Hope fingered the sketch pad in her lap. Discouraged by the rejections she’d received after submitting several dress designs, her parents had tried to convince her that God had given her creative abilities for a purpose beyond what she could even imagine. Hope desperately wanted to believe that possibility, but sometimes her faith waned. Her parents’ enthusiasm came from experience. God always used them in big ways, no matter where they ventured. Somehow they knew the right things to say and do—as though the Almighty whispered instructions whenever they needed a little help. As much as she wanted to be like them, Hope didn’t even come close.
An abusive suitor and absent parents send Hope to Riverton to stay with her cousin. There, she meets Ben Greene, an incredible artist who, due to a past circumstance, doesn’t believe he deserves to use his art to make a living. Hope, in her desire to help others, sometimes plunges ahead without checking first to be sure that person wants her help. Ben is one of those people.
I took a great deal of pleasure from reading this book with its endearing (though imperfect) characters. Hope is kind and sympathetic, yet ambitious. She wants to do what is right for others, while at the same time, dealing with a bit of envy over their success. Aren’t we all a little like her? No matter how good our intentions and how much we cheer for others, we can be hit with an unwanted twinge of envy over someone’s success while we flounder in our own attempts. As a writer, I will confess that I know it too well.
I think of the writing as “soft”—a gentle watercolor as opposed to the often bold and bright images of modern art. In fact, the writing very much matches the tone of the cover.

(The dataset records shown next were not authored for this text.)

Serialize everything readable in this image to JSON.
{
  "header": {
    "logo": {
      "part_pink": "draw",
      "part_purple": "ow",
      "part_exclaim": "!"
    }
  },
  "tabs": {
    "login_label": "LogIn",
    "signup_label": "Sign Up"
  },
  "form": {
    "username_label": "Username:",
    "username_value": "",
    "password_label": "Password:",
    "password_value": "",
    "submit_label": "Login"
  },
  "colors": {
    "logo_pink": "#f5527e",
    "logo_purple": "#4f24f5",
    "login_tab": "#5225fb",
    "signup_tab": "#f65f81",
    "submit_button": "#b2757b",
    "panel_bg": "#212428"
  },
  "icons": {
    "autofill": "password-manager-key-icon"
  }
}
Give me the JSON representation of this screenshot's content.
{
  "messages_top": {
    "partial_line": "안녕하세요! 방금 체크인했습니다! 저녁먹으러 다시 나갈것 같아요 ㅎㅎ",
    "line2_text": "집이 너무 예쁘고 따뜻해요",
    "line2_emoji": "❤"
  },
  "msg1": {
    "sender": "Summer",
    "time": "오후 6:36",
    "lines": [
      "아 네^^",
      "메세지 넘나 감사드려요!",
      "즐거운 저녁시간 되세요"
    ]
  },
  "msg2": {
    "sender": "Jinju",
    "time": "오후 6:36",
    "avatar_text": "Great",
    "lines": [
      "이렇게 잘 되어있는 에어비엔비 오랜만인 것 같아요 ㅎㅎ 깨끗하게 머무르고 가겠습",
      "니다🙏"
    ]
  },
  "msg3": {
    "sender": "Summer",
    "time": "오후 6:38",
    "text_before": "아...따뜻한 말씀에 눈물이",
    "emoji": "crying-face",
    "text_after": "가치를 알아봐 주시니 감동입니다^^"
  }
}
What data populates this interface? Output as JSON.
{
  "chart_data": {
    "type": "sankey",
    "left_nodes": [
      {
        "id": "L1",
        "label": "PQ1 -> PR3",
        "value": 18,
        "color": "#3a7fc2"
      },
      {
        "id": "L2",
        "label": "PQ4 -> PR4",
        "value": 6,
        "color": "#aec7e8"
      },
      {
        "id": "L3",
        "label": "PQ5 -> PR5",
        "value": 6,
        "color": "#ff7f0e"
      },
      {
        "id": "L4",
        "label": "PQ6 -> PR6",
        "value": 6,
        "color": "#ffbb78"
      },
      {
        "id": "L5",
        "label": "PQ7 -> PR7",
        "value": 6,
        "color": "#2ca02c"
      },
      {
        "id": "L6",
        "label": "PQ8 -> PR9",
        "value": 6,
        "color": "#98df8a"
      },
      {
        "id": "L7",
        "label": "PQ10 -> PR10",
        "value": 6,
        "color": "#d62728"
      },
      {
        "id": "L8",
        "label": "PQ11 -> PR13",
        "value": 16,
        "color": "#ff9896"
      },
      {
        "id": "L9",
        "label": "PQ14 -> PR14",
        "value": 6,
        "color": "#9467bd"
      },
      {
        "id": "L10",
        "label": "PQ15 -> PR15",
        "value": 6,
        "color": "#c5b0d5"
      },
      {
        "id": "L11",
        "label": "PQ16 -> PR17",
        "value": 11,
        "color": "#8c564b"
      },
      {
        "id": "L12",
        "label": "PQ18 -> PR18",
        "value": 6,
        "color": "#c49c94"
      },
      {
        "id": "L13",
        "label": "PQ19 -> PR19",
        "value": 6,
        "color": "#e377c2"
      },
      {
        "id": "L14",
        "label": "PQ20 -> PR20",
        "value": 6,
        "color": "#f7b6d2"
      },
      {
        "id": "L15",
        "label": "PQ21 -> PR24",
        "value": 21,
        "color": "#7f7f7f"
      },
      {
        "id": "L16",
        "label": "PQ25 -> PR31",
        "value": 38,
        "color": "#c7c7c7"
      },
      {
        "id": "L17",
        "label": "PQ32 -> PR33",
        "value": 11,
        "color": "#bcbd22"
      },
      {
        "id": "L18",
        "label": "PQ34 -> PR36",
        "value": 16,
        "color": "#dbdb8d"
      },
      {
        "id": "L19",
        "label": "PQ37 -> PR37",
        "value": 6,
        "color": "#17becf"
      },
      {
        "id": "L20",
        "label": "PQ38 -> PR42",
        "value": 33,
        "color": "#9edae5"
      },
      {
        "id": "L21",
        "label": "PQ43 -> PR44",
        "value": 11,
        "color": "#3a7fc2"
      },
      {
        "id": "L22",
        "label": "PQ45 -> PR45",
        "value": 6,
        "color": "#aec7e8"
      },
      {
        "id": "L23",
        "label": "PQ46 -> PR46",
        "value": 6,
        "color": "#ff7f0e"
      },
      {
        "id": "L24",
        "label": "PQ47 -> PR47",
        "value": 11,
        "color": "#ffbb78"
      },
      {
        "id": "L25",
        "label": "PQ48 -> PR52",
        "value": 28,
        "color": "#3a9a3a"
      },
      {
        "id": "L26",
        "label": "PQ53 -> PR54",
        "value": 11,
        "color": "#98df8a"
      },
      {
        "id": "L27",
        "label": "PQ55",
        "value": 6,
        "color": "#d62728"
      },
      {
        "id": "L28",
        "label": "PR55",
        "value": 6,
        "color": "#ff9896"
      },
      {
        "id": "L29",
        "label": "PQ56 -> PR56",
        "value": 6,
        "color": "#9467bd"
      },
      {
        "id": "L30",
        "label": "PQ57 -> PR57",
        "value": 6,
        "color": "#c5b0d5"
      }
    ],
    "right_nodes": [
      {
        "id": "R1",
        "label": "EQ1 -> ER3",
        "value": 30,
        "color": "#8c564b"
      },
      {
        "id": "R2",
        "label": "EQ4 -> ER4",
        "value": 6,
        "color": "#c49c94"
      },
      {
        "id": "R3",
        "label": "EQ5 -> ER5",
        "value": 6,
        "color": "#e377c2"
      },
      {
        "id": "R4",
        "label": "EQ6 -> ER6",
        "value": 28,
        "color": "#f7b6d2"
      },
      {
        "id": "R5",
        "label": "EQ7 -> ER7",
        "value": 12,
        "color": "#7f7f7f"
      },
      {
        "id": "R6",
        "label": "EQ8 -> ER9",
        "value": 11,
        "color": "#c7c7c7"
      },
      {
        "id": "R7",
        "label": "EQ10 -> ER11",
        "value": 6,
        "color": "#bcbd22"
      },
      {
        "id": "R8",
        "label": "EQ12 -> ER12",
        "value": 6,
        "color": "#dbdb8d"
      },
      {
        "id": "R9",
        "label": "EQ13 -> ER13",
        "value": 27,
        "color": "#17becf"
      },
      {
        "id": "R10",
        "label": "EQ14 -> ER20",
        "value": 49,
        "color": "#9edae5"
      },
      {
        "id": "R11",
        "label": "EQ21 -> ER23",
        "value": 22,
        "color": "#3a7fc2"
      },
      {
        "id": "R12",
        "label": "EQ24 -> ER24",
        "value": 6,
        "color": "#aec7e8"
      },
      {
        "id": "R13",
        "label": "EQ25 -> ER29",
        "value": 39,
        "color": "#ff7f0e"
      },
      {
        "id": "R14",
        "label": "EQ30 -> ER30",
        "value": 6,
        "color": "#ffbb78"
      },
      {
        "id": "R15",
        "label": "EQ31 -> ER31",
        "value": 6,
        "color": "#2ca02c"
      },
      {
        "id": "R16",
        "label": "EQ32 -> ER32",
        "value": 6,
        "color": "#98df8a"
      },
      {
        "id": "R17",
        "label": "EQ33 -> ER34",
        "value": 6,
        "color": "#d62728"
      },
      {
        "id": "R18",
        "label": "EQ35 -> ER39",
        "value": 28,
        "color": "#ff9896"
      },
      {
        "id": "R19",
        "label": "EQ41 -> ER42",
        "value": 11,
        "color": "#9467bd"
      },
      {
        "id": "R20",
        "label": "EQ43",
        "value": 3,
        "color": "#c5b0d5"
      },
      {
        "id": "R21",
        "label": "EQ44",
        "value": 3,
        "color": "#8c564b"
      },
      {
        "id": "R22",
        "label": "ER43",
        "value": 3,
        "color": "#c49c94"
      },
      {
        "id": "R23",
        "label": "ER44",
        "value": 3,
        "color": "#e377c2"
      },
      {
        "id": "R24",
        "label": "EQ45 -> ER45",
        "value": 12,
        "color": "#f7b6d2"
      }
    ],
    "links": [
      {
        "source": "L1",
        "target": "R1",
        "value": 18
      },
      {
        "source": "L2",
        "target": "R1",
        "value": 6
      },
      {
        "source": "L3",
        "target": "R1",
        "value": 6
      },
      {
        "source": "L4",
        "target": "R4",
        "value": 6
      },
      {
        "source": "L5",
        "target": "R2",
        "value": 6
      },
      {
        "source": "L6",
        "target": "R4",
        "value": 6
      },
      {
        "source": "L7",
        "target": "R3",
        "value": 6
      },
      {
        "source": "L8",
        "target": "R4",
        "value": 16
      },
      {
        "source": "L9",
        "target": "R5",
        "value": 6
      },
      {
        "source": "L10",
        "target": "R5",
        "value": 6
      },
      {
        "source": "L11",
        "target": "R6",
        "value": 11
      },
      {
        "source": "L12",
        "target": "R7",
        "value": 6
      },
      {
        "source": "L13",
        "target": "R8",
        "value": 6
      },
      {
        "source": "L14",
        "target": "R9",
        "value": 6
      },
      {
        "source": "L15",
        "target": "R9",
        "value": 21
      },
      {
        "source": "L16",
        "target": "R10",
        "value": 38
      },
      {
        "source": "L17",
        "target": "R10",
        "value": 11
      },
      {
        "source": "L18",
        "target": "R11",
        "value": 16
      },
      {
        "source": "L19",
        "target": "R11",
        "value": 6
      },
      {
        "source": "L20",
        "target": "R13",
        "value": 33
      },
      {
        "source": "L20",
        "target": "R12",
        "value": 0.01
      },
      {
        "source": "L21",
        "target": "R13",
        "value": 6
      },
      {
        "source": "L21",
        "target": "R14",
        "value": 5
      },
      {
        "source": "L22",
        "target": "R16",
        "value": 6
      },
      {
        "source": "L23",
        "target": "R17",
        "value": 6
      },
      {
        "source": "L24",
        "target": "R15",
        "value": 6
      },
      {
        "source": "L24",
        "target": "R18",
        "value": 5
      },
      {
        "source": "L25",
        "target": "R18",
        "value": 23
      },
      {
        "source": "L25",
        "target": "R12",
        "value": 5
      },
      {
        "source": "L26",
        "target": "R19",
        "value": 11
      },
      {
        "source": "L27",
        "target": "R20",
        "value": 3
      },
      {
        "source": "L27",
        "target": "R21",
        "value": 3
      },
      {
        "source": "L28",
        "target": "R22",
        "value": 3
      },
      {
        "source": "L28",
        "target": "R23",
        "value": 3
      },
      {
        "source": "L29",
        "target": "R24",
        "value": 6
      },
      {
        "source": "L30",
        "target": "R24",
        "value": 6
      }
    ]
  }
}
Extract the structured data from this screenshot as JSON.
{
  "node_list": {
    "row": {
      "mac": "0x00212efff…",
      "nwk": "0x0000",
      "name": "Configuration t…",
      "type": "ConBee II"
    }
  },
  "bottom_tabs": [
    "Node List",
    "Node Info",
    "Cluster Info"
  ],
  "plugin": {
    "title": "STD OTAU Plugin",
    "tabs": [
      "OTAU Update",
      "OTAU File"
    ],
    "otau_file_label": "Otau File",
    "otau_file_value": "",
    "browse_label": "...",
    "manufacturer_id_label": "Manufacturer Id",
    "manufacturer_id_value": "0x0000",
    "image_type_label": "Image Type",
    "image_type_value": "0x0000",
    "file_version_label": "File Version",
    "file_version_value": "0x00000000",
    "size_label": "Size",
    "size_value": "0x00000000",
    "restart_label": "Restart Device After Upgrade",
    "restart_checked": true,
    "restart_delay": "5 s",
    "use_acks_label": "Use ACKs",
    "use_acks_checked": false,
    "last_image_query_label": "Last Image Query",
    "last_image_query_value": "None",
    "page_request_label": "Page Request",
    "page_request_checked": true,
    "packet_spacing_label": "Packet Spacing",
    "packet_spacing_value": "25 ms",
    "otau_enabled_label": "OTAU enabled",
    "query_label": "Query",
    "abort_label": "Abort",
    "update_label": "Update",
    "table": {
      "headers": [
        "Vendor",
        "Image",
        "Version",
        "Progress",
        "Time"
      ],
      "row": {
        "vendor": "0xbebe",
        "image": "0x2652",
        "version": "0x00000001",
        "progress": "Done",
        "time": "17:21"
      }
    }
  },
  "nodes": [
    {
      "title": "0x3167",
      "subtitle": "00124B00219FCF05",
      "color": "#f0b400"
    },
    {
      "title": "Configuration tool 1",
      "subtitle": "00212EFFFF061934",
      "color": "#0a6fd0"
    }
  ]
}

And, without spoiling the ending, I’ll say I was pleased by the way Ms. Kinzer didn’t quite take the expected way out.
For a read that gives you a satisfied “Ahh…” feeling, I recommend Hope’s Design.
What was the last “watercolor” book you read?